» **Your instructions**
Give the number of lines in the records below that contain the word "screenshot". State only that number.

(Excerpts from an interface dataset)
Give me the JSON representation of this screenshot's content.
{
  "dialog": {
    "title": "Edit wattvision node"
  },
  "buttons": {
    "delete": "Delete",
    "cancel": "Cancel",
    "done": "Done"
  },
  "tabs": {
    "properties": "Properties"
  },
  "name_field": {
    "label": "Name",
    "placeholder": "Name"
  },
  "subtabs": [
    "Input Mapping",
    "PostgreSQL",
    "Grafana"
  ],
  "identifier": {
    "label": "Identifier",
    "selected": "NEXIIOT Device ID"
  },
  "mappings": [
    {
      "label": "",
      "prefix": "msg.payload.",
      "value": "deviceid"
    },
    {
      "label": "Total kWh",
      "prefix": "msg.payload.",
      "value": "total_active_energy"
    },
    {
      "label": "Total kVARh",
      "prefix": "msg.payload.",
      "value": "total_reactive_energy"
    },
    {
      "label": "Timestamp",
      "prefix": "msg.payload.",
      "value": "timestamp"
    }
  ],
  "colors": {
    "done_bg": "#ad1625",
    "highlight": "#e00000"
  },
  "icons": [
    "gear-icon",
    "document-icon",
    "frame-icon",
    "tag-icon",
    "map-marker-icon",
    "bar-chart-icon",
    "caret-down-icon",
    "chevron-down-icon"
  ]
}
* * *
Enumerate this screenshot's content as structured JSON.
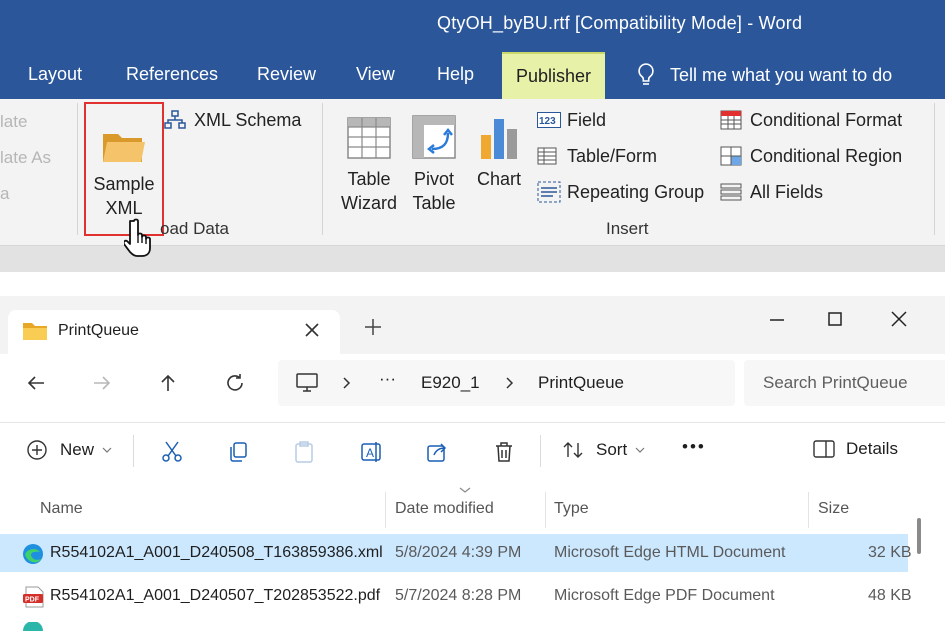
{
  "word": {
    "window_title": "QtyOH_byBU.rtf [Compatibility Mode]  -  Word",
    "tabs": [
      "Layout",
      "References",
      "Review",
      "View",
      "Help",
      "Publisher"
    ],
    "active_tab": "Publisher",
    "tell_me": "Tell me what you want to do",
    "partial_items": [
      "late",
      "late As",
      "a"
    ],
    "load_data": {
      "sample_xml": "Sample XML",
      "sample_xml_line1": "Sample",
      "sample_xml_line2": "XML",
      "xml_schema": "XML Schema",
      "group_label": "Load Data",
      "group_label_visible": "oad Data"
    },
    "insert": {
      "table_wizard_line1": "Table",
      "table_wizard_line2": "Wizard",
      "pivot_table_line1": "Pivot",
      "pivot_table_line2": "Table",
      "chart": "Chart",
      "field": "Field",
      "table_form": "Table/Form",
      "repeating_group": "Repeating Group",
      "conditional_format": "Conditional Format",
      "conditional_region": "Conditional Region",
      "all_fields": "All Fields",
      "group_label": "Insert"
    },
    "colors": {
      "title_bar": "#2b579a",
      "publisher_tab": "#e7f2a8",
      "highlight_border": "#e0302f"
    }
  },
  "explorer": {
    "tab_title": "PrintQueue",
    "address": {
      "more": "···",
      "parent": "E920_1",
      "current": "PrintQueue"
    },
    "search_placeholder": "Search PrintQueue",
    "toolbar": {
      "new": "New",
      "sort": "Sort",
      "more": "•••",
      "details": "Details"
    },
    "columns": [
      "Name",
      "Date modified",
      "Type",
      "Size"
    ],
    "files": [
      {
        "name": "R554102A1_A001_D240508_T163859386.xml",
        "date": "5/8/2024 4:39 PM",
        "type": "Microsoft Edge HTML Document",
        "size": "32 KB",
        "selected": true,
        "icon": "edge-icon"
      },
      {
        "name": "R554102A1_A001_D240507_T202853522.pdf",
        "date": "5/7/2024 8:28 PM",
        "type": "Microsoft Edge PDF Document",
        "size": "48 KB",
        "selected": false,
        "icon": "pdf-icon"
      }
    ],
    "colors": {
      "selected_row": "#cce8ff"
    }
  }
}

» **Task output**
2